Task to complete
Repeat the following data exactly, omitting pictures.

Exercise data below:

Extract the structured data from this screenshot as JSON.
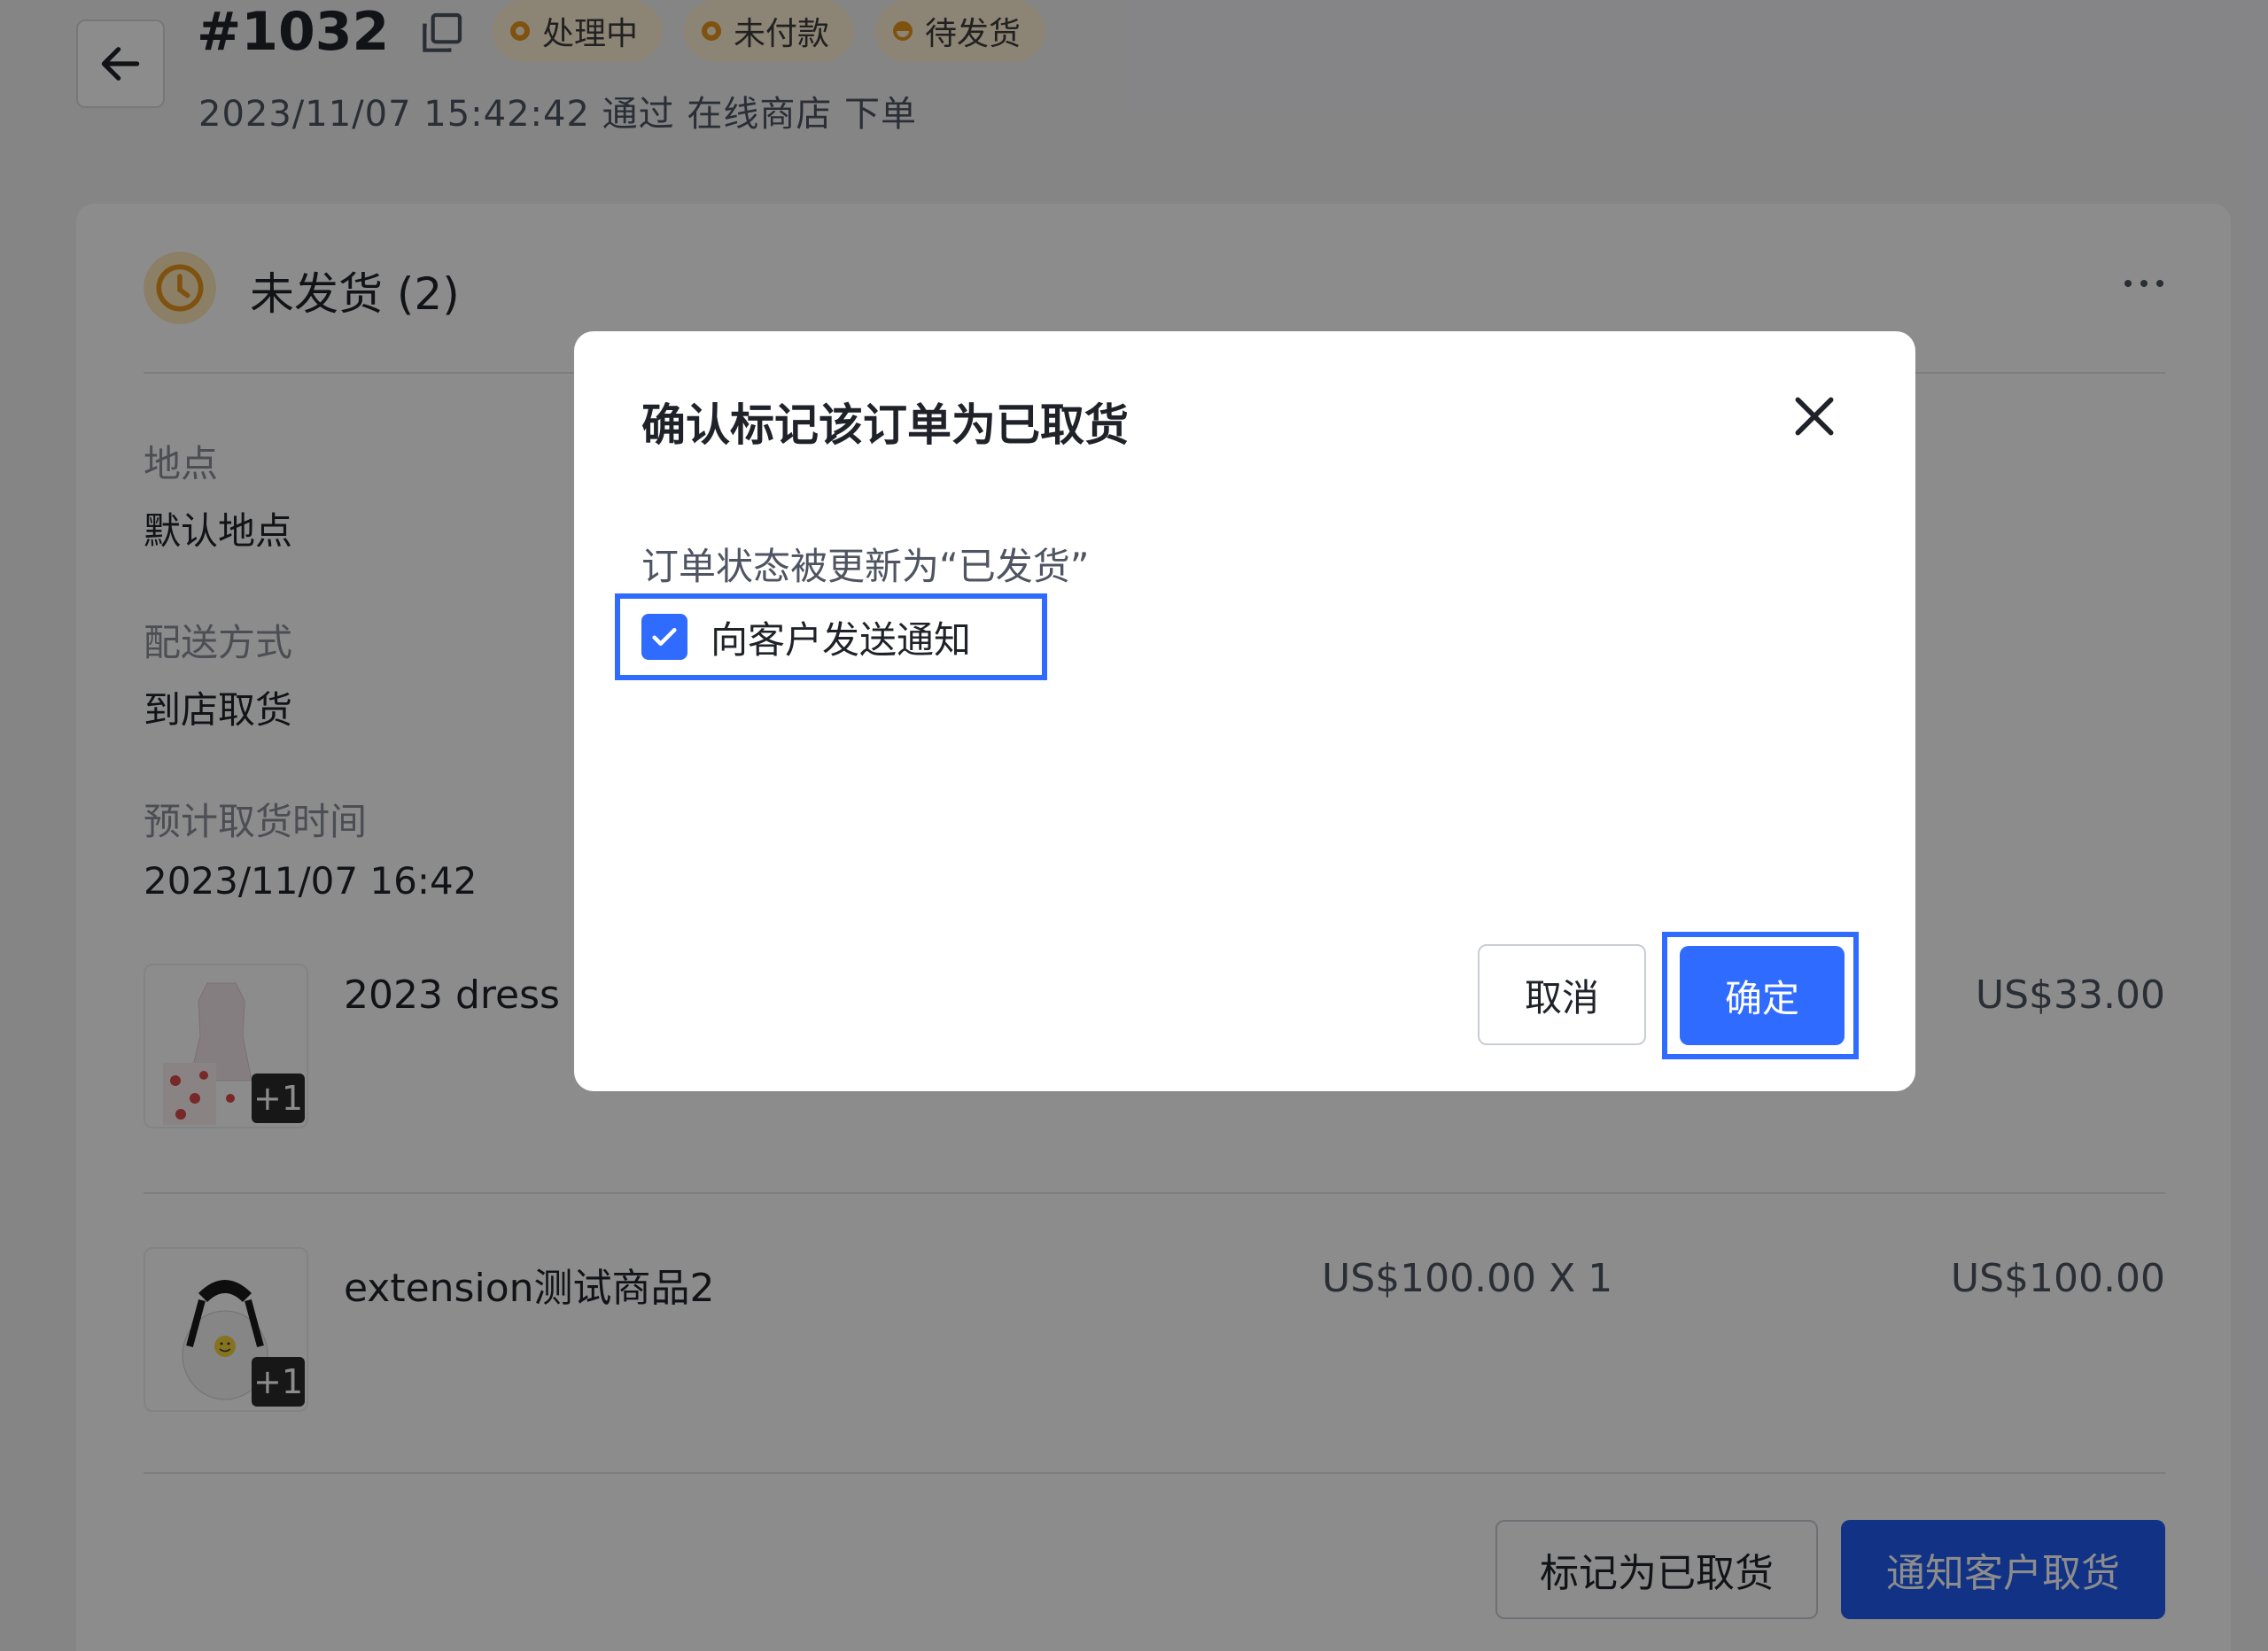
{
  "header": {
    "order_number": "#1032",
    "badges": [
      {
        "label": "处理中",
        "color": "#e8961c"
      },
      {
        "label": "未付款",
        "color": "#e8961c"
      },
      {
        "label": "待发货",
        "color": "#e8961c"
      }
    ],
    "subtitle": "2023/11/07 15:42:42 通过 在线商店 下单"
  },
  "card": {
    "title": "未发货 (2)",
    "location_label": "地点",
    "location_value": "默认地点",
    "shipping_label": "配送方式",
    "shipping_value": "到店取货",
    "pickup_time_label": "预计取货时间",
    "pickup_time_value": "2023/11/07 16:42",
    "items": [
      {
        "name": "2023 dress",
        "unit": "",
        "total": "US$33.00",
        "extra_count": "+1"
      },
      {
        "name": "extension测试商品2",
        "unit": "US$100.00 X 1",
        "total": "US$100.00",
        "extra_count": "+1"
      }
    ],
    "mark_picked_up_label": "标记为已取货",
    "notify_customer_label": "通知客户取货"
  },
  "modal": {
    "title": "确认标记该订单为已取货",
    "description": "订单状态被更新为“已发货”",
    "checkbox_label": "向客户发送通知",
    "checkbox_checked": true,
    "cancel_label": "取消",
    "confirm_label": "确定"
  },
  "colors": {
    "primary": "#2f6bff",
    "badge_bg": "#fff1d6",
    "badge_dot": "#e8961c"
  }
}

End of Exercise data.

Problem solution
Extract the structured data from this screenshot as JSON.
{
  "header": {
    "order_number": "#1032",
    "badges": [
      {
        "label": "处理中",
        "color": "#e8961c"
      },
      {
        "label": "未付款",
        "color": "#e8961c"
      },
      {
        "label": "待发货",
        "color": "#e8961c"
      }
    ],
    "subtitle": "2023/11/07 15:42:42 通过 在线商店 下单"
  },
  "card": {
    "title": "未发货 (2)",
    "location_label": "地点",
    "location_value": "默认地点",
    "shipping_label": "配送方式",
    "shipping_value": "到店取货",
    "pickup_time_label": "预计取货时间",
    "pickup_time_value": "2023/11/07 16:42",
    "items": [
      {
        "name": "2023 dress",
        "unit": "",
        "total": "US$33.00",
        "extra_count": "+1"
      },
      {
        "name": "extension测试商品2",
        "unit": "US$100.00 X 1",
        "total": "US$100.00",
        "extra_count": "+1"
      }
    ],
    "mark_picked_up_label": "标记为已取货",
    "notify_customer_label": "通知客户取货"
  },
  "modal": {
    "title": "确认标记该订单为已取货",
    "description": "订单状态被更新为“已发货”",
    "checkbox_label": "向客户发送通知",
    "checkbox_checked": true,
    "cancel_label": "取消",
    "confirm_label": "确定"
  },
  "colors": {
    "primary": "#2f6bff",
    "badge_bg": "#fff1d6",
    "badge_dot": "#e8961c"
  }
}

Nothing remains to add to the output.